After a years gap, the UK returned in 1959 to begin the longest unbroken sequence of any nation at the contest (France have stormed off in a huff a couple of times and Germany’s record was spoilt by elimination in the 1996 qualifier). The idea of two singers per song was ditched but again there were semi-finals (just two this time). Lita Roza was once more there at the sharp end but had to give way to the first of a long list of chirpy/bouncy UK chosen songs, as presented in this instance by Pearl Carr and Teddy Johnson.
Encouraged by their strong second place, Pearl and Teddy returned in 1960 but had to give best to Teddy’s brother Bryan. Again there were two semi-finals.
1961 saw the first straight final consisting of nine songs. Like his sibling, Bryan Johnson came back for another stab at glory after a runners-up spot in Europe the year before. As the contest had by now grown in popularity he was faced by quite an array of well-known singers, including Ricky Valance, Craig Douglas, Anne Shelton and Mark Wynter. All had to admit defeat however to the wholesome Allison brothers.
More famous singers of their time threw their hat into the ring in 1962, including actor/singer Kenny Lynch, Donna Douglas and Karl Denver. The yodeling Aussie Frank Ifield made his first attempt to represent the UK and conquered all but the winner Ronnie Carroll.
Carroll finished fourth, which was something of a letdown after three consecutive runner-up showings, so he returned to SFE in 1963. Quite remarkably, despite entries from Anne Shelton once more and Vince Hill, he won again and remains to this day the only UK singer to enter consecutive contests.
Ronnie’s second entry fared no better (but no worse) than his first, and the BBC took a radical step in 1964 that would change the format of SFE for the next dozen years. One popular singer was signed up to perform all the six final songs before the public. Matt Monro was the first choice, but although his winning song won SFE by a landslide (and was runner-up in the contest), it failed to crack the UK chart and is seldom found on Monro collections.
In 1965 the baton was passed to Kathy Kirby, and another change occurred as the regional juries were replaced by a national postcard vote. This change may have contributed to a much closer margin among the top three songs.
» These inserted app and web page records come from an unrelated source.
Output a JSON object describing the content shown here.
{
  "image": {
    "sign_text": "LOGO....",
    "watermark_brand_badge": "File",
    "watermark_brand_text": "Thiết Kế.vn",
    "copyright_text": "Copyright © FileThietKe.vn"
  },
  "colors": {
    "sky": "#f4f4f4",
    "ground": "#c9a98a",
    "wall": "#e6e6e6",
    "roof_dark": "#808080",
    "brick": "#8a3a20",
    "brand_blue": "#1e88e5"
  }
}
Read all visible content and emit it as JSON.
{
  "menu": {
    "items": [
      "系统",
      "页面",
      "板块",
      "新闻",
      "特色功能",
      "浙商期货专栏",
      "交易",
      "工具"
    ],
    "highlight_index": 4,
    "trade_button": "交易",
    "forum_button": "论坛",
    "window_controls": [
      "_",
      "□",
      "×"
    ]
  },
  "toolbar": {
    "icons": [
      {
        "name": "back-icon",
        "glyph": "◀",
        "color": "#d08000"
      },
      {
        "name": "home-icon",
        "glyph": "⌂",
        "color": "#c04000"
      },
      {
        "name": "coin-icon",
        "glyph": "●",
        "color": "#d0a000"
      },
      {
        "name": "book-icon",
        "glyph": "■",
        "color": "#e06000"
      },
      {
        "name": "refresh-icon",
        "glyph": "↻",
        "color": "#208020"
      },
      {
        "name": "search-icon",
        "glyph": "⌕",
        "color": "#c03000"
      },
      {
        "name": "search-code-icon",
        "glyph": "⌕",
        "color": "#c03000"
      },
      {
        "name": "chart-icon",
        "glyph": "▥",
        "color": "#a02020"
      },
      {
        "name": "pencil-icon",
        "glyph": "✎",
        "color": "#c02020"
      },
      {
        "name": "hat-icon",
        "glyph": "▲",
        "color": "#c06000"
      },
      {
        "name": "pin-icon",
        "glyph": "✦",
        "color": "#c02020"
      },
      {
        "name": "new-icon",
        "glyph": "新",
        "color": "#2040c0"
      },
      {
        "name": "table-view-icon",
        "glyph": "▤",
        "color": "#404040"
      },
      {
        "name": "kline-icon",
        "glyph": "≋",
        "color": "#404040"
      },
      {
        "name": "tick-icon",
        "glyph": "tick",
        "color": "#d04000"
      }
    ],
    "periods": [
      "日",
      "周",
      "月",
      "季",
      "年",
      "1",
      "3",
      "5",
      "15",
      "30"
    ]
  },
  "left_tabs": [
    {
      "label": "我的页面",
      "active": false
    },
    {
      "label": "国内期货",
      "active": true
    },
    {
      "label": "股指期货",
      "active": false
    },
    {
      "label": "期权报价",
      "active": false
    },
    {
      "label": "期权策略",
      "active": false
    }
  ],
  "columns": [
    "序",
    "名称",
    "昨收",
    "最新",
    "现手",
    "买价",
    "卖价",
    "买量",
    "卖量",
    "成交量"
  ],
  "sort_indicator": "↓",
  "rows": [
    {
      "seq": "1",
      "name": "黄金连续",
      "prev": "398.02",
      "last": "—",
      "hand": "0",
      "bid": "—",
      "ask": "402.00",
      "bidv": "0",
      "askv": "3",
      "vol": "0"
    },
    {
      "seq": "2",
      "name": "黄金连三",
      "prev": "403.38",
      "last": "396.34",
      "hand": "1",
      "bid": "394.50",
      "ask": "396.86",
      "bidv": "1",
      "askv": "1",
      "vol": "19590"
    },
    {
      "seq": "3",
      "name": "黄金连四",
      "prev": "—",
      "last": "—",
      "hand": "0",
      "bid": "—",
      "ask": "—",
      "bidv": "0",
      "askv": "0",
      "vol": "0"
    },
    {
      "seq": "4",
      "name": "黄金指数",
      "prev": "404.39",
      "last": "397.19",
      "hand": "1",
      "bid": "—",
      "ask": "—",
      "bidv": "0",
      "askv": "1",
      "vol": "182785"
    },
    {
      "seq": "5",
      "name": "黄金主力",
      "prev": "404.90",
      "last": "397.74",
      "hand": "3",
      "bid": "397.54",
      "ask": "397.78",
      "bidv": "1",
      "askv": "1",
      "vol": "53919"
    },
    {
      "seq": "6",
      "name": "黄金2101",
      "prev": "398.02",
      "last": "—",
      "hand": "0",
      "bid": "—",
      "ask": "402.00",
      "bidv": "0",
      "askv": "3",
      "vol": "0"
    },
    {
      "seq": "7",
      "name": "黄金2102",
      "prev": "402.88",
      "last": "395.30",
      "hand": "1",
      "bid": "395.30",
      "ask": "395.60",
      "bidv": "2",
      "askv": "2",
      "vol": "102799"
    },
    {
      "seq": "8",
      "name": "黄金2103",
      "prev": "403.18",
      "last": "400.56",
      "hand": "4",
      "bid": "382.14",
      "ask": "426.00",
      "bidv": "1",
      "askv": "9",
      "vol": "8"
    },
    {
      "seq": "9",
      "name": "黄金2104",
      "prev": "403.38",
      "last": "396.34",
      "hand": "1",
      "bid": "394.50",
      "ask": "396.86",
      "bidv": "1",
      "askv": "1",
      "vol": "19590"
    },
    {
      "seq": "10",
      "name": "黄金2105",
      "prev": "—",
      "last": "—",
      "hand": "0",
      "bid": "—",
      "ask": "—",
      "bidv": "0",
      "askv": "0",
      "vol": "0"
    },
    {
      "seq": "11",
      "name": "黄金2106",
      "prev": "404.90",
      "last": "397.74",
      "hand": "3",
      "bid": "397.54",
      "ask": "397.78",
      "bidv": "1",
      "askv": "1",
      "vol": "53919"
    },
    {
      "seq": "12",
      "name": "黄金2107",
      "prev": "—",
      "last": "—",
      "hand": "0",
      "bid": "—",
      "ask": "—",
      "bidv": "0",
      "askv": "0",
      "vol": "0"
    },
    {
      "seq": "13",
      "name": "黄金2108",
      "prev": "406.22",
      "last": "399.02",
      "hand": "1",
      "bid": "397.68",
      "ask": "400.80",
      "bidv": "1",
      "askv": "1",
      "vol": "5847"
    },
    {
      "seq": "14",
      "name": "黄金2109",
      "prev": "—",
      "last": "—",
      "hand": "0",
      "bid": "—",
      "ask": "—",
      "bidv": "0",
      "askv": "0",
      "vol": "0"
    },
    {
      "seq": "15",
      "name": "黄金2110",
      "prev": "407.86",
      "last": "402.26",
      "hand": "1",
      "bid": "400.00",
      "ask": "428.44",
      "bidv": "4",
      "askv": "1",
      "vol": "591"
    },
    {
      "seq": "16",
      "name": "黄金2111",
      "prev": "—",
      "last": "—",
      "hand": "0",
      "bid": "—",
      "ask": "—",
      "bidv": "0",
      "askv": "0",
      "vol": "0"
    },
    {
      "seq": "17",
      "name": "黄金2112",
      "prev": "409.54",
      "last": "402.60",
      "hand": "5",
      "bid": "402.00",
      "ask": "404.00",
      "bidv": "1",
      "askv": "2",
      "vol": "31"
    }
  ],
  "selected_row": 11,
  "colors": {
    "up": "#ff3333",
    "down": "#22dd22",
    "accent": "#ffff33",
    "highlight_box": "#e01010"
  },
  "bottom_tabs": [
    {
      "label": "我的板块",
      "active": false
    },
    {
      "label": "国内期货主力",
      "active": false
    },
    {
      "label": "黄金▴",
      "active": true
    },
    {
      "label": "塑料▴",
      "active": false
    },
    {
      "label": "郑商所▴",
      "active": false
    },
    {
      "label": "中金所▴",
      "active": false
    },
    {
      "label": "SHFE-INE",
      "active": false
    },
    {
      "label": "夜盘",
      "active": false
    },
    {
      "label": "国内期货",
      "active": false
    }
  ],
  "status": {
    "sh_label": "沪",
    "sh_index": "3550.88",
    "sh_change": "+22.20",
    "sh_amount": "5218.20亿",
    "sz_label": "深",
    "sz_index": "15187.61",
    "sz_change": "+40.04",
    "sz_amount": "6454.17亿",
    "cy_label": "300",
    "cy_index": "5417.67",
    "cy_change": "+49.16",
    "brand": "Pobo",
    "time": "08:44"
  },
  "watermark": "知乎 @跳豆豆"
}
The 1965 Eurovision champion “Poupee De Cire Poupee De Son” can probably be classified as the first “modern” sounding contest winner, so it was quite a surprise when the BBC chose the determinedly old-fashioned Kenneth McKellar for the 1966 event. The number of songs in the final was reduced from six to five. His chosen song easily scored the worst of any UK song to that date, so it was clear some modernization was urgently required.